WORK TO BE COMPLETED → Report only how many lines of the entries below contain the string "true".

MATERIAL SUPPLIED →

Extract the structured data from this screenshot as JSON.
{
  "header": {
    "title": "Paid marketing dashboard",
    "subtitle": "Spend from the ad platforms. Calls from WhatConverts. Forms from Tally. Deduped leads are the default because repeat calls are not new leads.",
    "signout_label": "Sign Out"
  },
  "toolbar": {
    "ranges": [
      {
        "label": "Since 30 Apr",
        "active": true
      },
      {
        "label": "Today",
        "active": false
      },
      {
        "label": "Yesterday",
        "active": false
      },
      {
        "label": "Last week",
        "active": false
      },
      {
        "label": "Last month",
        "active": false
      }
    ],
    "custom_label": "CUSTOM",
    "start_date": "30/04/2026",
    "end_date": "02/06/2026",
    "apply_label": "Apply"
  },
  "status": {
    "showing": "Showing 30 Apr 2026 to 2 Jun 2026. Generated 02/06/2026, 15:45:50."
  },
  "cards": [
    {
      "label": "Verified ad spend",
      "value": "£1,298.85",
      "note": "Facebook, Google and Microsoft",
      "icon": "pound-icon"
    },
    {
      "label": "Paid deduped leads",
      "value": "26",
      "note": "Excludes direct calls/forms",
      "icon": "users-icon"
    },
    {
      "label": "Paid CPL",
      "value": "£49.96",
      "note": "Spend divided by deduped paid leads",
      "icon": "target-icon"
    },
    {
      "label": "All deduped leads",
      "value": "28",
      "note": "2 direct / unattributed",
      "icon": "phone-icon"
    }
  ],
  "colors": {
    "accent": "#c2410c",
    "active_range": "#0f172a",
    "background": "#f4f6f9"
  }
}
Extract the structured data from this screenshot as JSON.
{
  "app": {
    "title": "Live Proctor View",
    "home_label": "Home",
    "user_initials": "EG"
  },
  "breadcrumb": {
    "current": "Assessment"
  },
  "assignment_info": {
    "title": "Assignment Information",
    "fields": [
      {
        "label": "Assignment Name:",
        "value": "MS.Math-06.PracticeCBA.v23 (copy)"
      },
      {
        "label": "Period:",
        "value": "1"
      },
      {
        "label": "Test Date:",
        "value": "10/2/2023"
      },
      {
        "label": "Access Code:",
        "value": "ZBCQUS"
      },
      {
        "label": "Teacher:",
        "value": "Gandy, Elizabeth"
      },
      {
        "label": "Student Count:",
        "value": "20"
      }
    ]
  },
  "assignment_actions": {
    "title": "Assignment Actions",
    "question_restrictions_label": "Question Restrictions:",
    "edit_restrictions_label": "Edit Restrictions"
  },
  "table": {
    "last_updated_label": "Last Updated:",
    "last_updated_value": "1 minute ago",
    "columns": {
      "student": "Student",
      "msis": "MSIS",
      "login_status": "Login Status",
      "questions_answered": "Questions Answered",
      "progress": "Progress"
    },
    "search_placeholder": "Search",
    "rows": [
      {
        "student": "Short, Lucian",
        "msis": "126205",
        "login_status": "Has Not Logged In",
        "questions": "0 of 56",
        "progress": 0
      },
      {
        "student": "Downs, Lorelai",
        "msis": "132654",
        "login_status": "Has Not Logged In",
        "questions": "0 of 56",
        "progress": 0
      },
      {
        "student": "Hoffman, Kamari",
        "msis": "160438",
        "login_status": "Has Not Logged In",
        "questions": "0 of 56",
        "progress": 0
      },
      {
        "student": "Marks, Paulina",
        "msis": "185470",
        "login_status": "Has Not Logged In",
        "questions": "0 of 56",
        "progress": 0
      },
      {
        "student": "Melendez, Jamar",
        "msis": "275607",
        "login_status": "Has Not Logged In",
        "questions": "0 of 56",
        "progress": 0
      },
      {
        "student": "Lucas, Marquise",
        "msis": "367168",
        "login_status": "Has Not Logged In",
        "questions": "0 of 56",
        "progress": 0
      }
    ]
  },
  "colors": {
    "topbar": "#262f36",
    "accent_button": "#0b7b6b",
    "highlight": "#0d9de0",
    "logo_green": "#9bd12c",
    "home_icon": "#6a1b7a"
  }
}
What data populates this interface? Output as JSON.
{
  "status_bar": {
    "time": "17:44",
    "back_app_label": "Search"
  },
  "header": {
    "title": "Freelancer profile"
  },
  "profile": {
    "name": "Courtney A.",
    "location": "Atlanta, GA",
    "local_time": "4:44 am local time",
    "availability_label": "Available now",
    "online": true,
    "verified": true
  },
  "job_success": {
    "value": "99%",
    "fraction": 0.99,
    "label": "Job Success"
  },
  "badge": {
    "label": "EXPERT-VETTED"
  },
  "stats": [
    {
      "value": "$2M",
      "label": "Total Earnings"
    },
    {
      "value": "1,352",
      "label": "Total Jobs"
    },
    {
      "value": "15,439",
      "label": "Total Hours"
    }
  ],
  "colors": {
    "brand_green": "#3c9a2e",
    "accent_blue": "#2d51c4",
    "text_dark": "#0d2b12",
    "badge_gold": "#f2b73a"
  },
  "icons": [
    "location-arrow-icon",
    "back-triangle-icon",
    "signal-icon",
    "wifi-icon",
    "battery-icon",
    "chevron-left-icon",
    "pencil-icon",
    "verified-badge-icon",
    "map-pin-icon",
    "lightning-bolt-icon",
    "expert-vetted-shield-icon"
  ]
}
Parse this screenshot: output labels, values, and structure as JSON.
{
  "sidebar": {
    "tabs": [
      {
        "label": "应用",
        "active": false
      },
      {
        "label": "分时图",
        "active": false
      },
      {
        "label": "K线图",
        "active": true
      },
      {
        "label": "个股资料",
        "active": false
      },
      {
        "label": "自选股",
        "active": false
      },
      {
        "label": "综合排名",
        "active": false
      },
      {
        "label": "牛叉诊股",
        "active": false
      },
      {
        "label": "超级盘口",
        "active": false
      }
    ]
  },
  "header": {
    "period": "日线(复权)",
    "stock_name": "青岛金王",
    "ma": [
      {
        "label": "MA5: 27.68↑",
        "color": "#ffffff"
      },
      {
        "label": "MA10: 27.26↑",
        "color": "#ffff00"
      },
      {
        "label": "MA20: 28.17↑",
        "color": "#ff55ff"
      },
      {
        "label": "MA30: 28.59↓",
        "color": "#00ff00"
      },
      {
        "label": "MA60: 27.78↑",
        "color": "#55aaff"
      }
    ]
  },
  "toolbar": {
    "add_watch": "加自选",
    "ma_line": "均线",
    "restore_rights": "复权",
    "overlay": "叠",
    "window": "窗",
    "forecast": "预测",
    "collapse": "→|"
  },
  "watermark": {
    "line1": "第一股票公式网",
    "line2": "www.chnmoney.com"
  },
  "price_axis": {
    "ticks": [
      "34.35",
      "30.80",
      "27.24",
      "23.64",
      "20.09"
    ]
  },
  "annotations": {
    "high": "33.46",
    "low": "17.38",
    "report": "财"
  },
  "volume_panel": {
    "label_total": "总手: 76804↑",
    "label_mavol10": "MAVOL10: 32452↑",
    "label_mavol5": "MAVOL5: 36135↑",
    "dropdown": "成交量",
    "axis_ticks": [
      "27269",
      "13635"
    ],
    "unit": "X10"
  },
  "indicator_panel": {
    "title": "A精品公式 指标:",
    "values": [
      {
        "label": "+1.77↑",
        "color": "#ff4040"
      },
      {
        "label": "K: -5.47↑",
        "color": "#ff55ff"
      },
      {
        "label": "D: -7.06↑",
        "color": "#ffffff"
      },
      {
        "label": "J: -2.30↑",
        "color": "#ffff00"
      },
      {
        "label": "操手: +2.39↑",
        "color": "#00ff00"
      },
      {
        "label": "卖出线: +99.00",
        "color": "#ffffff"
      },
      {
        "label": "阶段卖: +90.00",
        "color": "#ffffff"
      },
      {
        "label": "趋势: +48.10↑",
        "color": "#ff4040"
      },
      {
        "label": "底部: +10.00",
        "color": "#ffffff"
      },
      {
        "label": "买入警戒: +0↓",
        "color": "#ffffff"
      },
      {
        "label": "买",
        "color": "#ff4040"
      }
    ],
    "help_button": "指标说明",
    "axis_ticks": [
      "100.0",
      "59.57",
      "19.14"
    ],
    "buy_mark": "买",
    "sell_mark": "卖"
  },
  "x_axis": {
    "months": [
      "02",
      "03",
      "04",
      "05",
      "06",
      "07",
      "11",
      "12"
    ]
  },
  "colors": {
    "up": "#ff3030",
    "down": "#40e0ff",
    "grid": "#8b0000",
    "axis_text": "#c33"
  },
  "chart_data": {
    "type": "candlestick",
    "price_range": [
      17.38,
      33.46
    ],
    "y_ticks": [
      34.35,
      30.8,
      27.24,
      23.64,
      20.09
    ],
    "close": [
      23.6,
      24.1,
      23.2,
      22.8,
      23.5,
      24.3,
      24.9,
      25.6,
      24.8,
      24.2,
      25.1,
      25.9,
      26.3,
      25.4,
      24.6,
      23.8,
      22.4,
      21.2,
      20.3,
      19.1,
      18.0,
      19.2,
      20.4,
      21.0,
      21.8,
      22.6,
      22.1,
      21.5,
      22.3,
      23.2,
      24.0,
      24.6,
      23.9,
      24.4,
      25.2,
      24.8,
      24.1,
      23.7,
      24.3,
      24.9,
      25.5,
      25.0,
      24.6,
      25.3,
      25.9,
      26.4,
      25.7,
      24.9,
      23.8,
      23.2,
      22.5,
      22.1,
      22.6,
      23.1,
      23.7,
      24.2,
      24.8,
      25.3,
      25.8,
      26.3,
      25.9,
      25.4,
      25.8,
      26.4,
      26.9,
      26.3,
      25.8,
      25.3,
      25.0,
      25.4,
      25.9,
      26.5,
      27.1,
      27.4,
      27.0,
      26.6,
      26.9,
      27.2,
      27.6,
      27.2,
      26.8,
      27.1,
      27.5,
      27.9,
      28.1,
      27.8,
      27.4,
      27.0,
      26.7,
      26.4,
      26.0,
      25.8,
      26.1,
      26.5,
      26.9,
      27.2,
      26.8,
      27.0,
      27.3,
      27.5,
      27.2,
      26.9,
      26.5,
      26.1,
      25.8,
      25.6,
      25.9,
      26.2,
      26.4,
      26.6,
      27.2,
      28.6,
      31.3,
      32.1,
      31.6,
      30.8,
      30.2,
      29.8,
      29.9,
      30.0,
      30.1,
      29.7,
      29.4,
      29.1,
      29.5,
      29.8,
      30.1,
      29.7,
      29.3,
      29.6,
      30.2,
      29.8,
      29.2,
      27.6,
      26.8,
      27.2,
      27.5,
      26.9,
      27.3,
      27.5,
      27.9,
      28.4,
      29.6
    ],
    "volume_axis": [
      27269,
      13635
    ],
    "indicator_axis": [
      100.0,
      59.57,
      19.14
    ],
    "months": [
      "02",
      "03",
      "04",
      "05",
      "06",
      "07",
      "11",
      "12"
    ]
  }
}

RESPONSE TO THE TASK → 4